I’m a survivor.
It’s been two years since I stopped chemotherapy.
Two years of getting used to my new “normal”.
And, I’m grateful.
Here’s the thing… we absolutely cannot know what will change us.
We all face challenges, multiple challenges.
Life is fluid.
Four years ago I began my journey of immense change.
I separated from my partner of 20 years.
I “lost” my business by selling my share to my partner.
I was out of a job and an identity.
Did that change me? Not so much.
I kept going, I was resilient, I forged ahead through the difficulty of it.
None of it was easy but when I started to get some traction, I was diagnosed with cancer.
10 days before Christmas… I got spoiled by Mom… it was a different kind of Christmas.
Did a cancer diagnosis change me? Not so much.
I charged ahead.
An aggressive diagnosis meant lots of research really fast… it was a whirlwind of decisions but I had epically magnificent surgeons.
Surgery One ended in complications… back to the hospital, back under the knife.
Surgery Two ended in some changes but went as planned.
Then, the tests came back… aggressive strain… aggressive chemo.
Did chemo change me? Yes. Absolutely.
When I was told… I finally got mad and shed one tear while my Mom looked at me, as I sat in the dark, and said, “we gotta do what we gotta do.”
It was the only tear I ever shed for cancer.
Mom hid her tears from me.
Weeks of surgery recovery meant weeks of dread waiting for chemo to start.
The oncologist pushed and I pushed back… I would start when I was ready.
It was the night of the big Barry Manilow concert, tickets I’d purchased before I knew my diagnosis. I wasn’t going to miss it.
I showered. I stood in front of the mirror and ran my fingers through my hair, hair I’d cut just days earlier knowing what was coming.
When I looked down at my hand it was filled with hair.
And so it began… as Mom and I watched Barry sing his heart out, we did too, my Mom holding onto me for dear life.
10 weeks later, after chemo treatment number 5, I kept my word – quality of life over quantity – I quit chemo.
I stayed in a state of zombie for a couple of weeks… my body damaged.
Four weeks later I could run 3 blocks, a far cry from my usual 3 mile run.
It would take more than a year before I could run 3 miles again.

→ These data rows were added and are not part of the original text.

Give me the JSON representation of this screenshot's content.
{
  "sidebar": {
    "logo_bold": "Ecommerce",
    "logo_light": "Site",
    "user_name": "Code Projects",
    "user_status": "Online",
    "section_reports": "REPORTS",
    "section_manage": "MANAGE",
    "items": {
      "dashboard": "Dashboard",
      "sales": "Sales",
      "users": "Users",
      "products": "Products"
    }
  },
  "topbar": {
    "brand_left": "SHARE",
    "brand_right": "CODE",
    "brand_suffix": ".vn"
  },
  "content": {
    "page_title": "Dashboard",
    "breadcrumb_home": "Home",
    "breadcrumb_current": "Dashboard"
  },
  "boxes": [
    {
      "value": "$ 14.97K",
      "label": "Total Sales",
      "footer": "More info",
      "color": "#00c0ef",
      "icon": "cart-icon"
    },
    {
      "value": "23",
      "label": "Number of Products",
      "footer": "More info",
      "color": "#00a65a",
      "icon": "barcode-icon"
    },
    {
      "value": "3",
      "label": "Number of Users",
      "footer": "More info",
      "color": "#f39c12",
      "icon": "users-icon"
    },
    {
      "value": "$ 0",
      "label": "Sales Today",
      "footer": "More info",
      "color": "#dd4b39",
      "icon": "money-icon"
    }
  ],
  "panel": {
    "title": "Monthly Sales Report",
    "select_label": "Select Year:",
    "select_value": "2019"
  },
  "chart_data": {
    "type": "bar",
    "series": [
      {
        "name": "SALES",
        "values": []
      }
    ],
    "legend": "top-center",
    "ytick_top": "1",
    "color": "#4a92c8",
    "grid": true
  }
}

And, now, 2 years post chemo, here’s what I can tell you…
Chemotherapy changed everything.
My life mission is clear and I’m walking it every single day… because I can.
It’s not the big things as much as the simple things, the simple choices.
Enforcing boundaries to avoid stress and negativity.
Spending time with people I love and those I like.
Practicing gratitude every day.
Giving of my time and resources when it makes me feel good to do it.
Stopping and dropping everything when a friend calls and I’m available.
Never rushing my Mom off the phone even when she talks for an hour about… well, nothing, because we talk almost every day.
Listening deeply when people speak to me.
Accepting love and kindness from others (and that one is still hard).
Taking every single hug I can get.
Serving others in whatever way I can, that makes sense.
Letting go of whatever doesn’t serve my ability to be happy.
Finding peace in every day.
When I worked ALL.THE.TIME I rarely did all those things, some of them I didn’t do at all.
Not all the things are easy to do, they aren’t supposed to be.
I struggle with my body because it still requires more rest time than it used to.
I struggle with survivor’s guilt because not everyone wins this battle.
I struggle with seeing my scars and knowing that my body has this ugly-to-me spot.
I struggle with the fear of being judged, of having my body judged.
What I can do is forge ahead and stay true to my intentions.
As I pass this 2-year mark I am happy and determined.
In personal and in business, when it comes to Me, what you see is what you get.
Uncomfortable as it might be to share this, I don’t really want to work with anyone who doesn’t really know me.
But also to remind us all that no one’s story is completely shiny and polished.
For all my successes there are also the unfortunate dips… and those dips make me successful as well… your dips make you amazing too…